[Items from a dataset]
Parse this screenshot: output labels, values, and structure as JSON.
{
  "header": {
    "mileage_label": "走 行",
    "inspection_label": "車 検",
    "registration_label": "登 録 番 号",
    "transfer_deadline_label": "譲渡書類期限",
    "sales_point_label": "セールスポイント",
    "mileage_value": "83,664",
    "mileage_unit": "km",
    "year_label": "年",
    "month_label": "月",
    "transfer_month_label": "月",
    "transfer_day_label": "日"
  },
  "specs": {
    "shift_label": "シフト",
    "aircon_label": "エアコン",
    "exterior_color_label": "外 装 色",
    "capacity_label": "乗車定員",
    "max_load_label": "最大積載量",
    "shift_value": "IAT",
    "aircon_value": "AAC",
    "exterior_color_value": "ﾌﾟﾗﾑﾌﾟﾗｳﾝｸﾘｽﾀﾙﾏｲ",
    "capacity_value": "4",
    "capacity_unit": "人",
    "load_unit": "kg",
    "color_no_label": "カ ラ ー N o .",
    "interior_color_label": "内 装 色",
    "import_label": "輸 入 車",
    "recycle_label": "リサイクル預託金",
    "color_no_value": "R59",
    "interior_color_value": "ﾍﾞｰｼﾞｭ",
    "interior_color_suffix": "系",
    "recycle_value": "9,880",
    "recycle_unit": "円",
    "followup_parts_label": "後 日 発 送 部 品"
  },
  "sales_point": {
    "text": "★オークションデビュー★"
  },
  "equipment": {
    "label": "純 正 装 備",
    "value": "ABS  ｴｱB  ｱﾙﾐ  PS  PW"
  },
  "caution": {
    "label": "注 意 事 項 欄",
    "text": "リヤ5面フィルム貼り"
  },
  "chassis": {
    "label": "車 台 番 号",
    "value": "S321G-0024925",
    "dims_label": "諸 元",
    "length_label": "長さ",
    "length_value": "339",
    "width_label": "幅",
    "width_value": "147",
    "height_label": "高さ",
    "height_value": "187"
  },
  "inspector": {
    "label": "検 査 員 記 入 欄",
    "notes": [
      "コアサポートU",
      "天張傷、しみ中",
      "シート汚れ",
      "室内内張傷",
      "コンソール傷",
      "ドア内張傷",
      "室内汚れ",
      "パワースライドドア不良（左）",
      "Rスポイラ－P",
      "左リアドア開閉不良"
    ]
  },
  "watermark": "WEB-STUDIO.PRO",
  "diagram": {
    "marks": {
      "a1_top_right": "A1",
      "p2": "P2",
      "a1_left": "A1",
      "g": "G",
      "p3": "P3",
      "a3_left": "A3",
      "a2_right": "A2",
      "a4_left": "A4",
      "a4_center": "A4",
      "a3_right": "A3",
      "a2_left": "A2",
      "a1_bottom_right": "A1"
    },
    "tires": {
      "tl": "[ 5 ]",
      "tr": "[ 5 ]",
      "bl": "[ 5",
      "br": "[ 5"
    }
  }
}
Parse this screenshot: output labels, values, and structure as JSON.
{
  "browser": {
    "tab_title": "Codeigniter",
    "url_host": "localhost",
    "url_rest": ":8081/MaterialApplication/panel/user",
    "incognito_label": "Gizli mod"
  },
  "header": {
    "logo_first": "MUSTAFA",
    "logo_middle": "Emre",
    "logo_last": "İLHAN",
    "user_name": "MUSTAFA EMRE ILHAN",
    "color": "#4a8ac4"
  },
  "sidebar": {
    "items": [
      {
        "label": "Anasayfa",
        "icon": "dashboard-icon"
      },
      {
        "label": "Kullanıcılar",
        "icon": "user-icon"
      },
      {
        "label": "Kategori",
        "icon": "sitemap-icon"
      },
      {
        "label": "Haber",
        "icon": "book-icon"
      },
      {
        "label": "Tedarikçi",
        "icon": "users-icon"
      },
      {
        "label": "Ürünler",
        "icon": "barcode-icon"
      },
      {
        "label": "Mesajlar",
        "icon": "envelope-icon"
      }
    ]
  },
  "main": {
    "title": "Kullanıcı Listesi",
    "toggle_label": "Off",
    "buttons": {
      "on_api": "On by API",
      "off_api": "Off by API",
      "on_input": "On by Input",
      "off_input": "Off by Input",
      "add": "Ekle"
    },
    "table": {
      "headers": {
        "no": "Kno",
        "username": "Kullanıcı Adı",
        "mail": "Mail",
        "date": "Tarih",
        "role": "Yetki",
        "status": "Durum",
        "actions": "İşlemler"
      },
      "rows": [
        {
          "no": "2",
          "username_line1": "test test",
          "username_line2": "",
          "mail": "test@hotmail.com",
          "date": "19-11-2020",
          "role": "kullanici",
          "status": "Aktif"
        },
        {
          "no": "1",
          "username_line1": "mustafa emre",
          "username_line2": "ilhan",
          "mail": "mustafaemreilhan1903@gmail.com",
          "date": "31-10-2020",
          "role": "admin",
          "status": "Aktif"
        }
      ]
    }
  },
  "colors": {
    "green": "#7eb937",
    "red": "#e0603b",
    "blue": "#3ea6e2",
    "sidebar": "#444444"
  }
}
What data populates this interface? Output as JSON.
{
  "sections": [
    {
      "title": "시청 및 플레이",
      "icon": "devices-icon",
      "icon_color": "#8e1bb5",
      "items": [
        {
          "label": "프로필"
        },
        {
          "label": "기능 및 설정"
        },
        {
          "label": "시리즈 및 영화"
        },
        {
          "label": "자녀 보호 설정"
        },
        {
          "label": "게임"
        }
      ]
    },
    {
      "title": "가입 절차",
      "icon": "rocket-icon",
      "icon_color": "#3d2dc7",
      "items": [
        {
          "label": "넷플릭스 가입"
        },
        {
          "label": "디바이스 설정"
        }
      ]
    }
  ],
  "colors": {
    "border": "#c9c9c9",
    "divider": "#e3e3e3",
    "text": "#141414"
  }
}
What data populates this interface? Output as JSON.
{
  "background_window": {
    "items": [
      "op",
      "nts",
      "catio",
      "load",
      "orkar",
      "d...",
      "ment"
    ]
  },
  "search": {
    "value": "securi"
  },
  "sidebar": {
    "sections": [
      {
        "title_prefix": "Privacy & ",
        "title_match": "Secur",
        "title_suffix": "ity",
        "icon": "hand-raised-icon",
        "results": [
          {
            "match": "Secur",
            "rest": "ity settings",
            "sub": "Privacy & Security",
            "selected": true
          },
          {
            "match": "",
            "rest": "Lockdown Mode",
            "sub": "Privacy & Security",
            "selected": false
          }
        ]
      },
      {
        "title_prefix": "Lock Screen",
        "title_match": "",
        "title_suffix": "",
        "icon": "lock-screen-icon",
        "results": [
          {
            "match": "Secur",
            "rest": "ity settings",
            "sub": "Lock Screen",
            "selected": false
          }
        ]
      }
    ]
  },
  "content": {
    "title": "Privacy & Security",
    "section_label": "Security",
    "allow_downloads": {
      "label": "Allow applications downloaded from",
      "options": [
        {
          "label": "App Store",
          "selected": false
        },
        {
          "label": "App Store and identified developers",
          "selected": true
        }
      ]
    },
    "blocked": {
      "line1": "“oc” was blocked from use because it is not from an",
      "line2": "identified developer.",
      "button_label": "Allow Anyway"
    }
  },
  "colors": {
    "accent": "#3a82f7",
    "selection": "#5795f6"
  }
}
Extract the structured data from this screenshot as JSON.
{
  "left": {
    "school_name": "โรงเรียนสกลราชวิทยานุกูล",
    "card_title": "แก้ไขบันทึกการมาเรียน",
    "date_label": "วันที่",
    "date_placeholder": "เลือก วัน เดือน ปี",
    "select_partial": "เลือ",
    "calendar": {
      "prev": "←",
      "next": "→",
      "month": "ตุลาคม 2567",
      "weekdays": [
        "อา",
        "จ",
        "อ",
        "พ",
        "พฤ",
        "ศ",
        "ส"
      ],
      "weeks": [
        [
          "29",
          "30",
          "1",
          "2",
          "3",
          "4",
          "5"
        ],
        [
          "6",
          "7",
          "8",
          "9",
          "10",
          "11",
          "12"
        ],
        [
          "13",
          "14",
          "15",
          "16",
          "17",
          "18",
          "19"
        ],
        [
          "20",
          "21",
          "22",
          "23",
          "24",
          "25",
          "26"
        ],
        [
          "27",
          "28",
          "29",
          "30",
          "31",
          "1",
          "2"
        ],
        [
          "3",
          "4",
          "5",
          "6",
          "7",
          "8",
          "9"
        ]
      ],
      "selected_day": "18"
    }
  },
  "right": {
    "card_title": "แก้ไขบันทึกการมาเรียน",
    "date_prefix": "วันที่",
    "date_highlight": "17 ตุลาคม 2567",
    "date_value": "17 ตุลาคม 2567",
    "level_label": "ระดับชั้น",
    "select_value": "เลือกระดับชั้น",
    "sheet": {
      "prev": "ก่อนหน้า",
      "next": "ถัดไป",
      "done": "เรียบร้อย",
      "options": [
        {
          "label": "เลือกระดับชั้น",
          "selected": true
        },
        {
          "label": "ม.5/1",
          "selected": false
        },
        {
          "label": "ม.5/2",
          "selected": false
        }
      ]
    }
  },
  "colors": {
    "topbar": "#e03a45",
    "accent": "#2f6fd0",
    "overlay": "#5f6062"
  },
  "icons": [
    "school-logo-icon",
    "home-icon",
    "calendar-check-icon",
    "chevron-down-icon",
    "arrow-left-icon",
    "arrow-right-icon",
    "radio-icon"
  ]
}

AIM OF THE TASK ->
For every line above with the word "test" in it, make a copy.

RESPONSE TO THIS TASK ->
          "username_line1": "test test",
          "mail": "test@hotmail.com",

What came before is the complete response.